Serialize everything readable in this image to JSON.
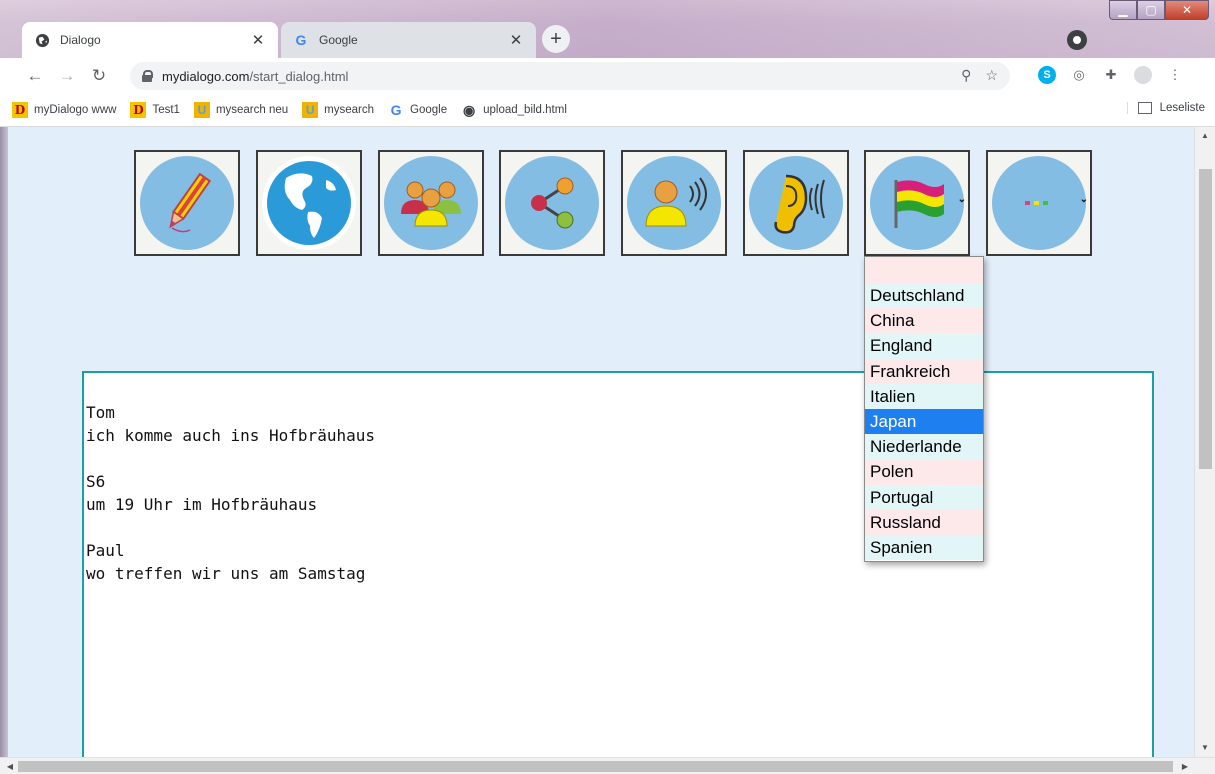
{
  "browser": {
    "tabs": [
      {
        "title": "Dialogo",
        "icon": "globe-icon"
      },
      {
        "title": "Google",
        "icon": "google-icon"
      }
    ],
    "address": {
      "host": "mydialogo.com",
      "path": "/start_dialog.html"
    },
    "bookmarks": [
      {
        "label": "myDialogo www",
        "icon": "D"
      },
      {
        "label": "Test1",
        "icon": "D"
      },
      {
        "label": "mysearch neu",
        "icon": "U"
      },
      {
        "label": "mysearch",
        "icon": "U"
      },
      {
        "label": "Google",
        "icon": "G"
      },
      {
        "label": "upload_bild.html",
        "icon": "globe"
      }
    ],
    "reading_list": "Leseliste"
  },
  "toolbar_icons": [
    {
      "name": "pencil-icon"
    },
    {
      "name": "globe-earth-icon"
    },
    {
      "name": "group-people-icon"
    },
    {
      "name": "share-icon"
    },
    {
      "name": "speaker-person-icon"
    },
    {
      "name": "ear-listen-icon"
    },
    {
      "name": "flag-language-icon"
    },
    {
      "name": "more-dots-icon"
    }
  ],
  "language_dropdown": {
    "options": [
      "Deutschland",
      "China",
      "England",
      "Frankreich",
      "Italien",
      "Japan",
      "Niederlande",
      "Polen",
      "Portugal",
      "Russland",
      "Spanien"
    ],
    "selected": "Japan"
  },
  "chat": [
    {
      "name": "Tom",
      "message": "ich komme auch ins Hofbräuhaus"
    },
    {
      "name": "S6",
      "message": "um 19 Uhr im Hofbräuhaus"
    },
    {
      "name": "Paul",
      "message": "wo treffen wir uns am Samstag"
    }
  ],
  "colors": {
    "page_bg": "#e3eefb",
    "icon_circle": "#84bde3",
    "chat_border": "#1aa0a4",
    "dropdown_selected": "#1e80f0"
  }
}
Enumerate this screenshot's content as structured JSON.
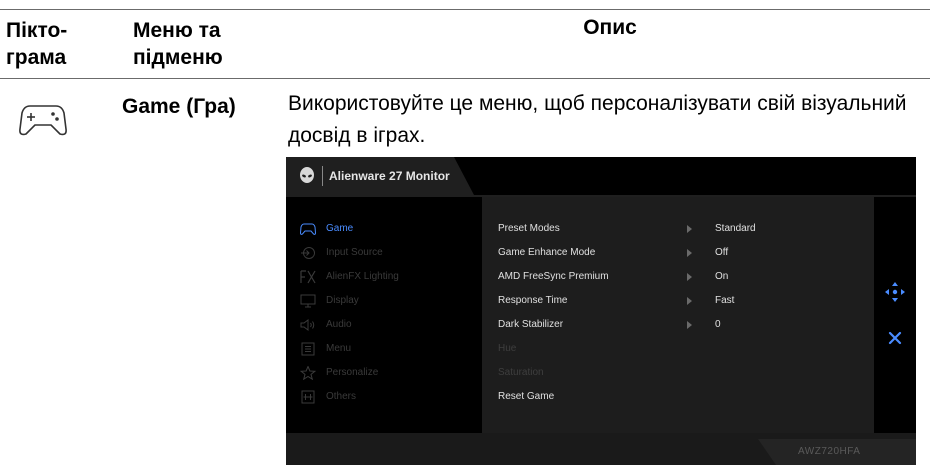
{
  "table": {
    "headers": {
      "pictogram": [
        "Пікто-",
        "грама"
      ],
      "menu": [
        "Меню та",
        "підменю"
      ],
      "description": "Опис"
    },
    "row": {
      "icon": "gamepad-icon",
      "menu_name": "Game (Гра)",
      "description": "Використовуйте це меню, щоб персоналізувати свій візуальний досвід в іграх."
    }
  },
  "osd": {
    "title": "Alienware 27 Monitor",
    "model": "AWZ720HFA",
    "accent_color": "#4a8cff",
    "menu": [
      {
        "label": "Game",
        "icon": "gamepad-icon",
        "active": true
      },
      {
        "label": "Input Source",
        "icon": "input-icon",
        "active": false
      },
      {
        "label": "AlienFX Lighting",
        "icon": "fx-icon",
        "active": false
      },
      {
        "label": "Display",
        "icon": "monitor-icon",
        "active": false
      },
      {
        "label": "Audio",
        "icon": "speaker-icon",
        "active": false
      },
      {
        "label": "Menu",
        "icon": "menu-icon",
        "active": false
      },
      {
        "label": "Personalize",
        "icon": "star-icon",
        "active": false
      },
      {
        "label": "Others",
        "icon": "others-icon",
        "active": false
      }
    ],
    "settings": [
      {
        "label": "Preset Modes",
        "value": "Standard",
        "enabled": true
      },
      {
        "label": "Game Enhance Mode",
        "value": "Off",
        "enabled": true
      },
      {
        "label": "AMD FreeSync Premium",
        "value": "On",
        "enabled": true
      },
      {
        "label": "Response Time",
        "value": "Fast",
        "enabled": true
      },
      {
        "label": "Dark Stabilizer",
        "value": "0",
        "enabled": true
      },
      {
        "label": "Hue",
        "value": "",
        "enabled": false
      },
      {
        "label": "Saturation",
        "value": "",
        "enabled": false
      },
      {
        "label": "Reset Game",
        "value": "",
        "enabled": true
      }
    ],
    "side_icons": [
      "navigate-icon",
      "close-icon"
    ]
  }
}
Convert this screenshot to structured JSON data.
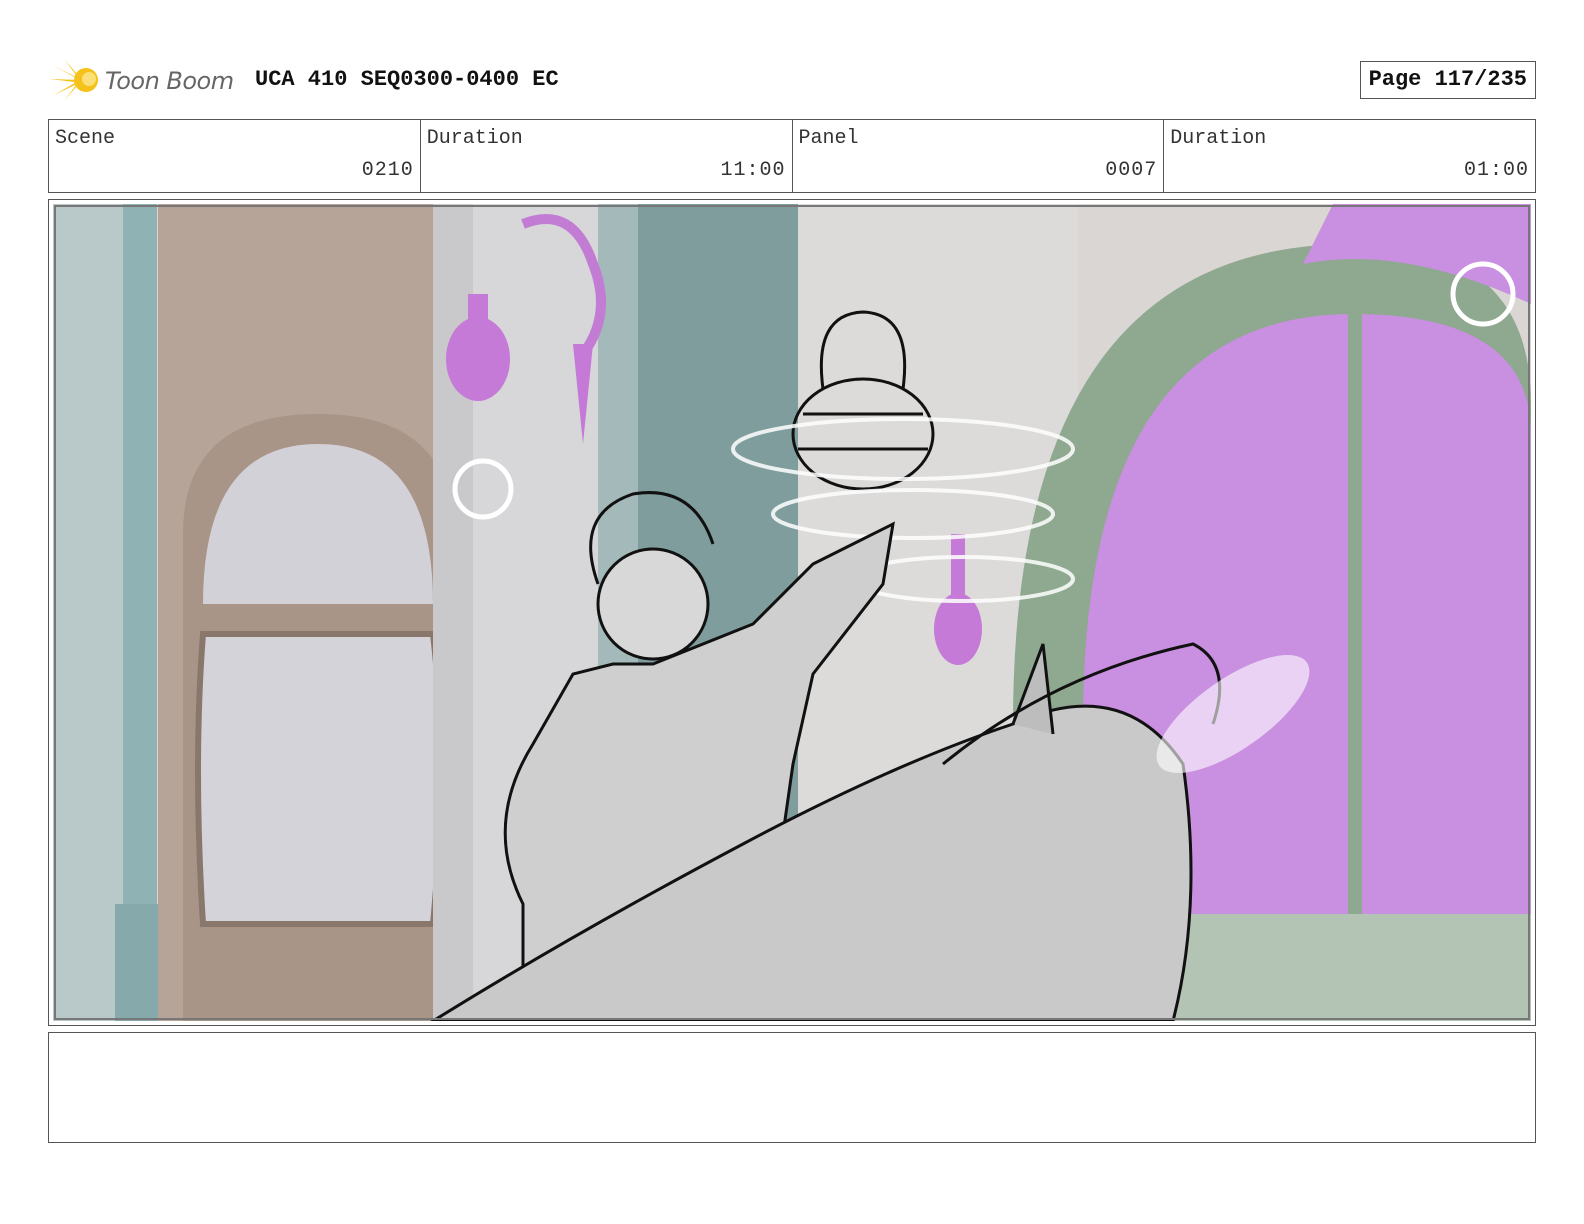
{
  "header": {
    "logo_text": "Toon Boom",
    "project_title": "UCA 410 SEQ0300-0400 EC",
    "page_label": "Page 117/235"
  },
  "info": {
    "scene_label": "Scene",
    "scene_value": "0210",
    "scene_duration_label": "Duration",
    "scene_duration_value": "11:00",
    "panel_label": "Panel",
    "panel_value": "0007",
    "panel_duration_label": "Duration",
    "panel_duration_value": "01:00"
  },
  "notes": {
    "text": ""
  },
  "colors": {
    "logo_yellow": "#f5c21b",
    "magenta_accent": "#c98fe0",
    "arch_green": "#8fa890",
    "wall_brown": "#b3a296"
  }
}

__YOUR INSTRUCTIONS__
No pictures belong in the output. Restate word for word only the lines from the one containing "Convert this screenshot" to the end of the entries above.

__ANSWER__
Convert this screenshot to structured JSON data.
{
  "header": {
    "logo_text": "Toon Boom",
    "project_title": "UCA 410 SEQ0300-0400 EC",
    "page_label": "Page 117/235"
  },
  "info": {
    "scene_label": "Scene",
    "scene_value": "0210",
    "scene_duration_label": "Duration",
    "scene_duration_value": "11:00",
    "panel_label": "Panel",
    "panel_value": "0007",
    "panel_duration_label": "Duration",
    "panel_duration_value": "01:00"
  },
  "notes": {
    "text": ""
  },
  "colors": {
    "logo_yellow": "#f5c21b",
    "magenta_accent": "#c98fe0",
    "arch_green": "#8fa890",
    "wall_brown": "#b3a296"
  }
}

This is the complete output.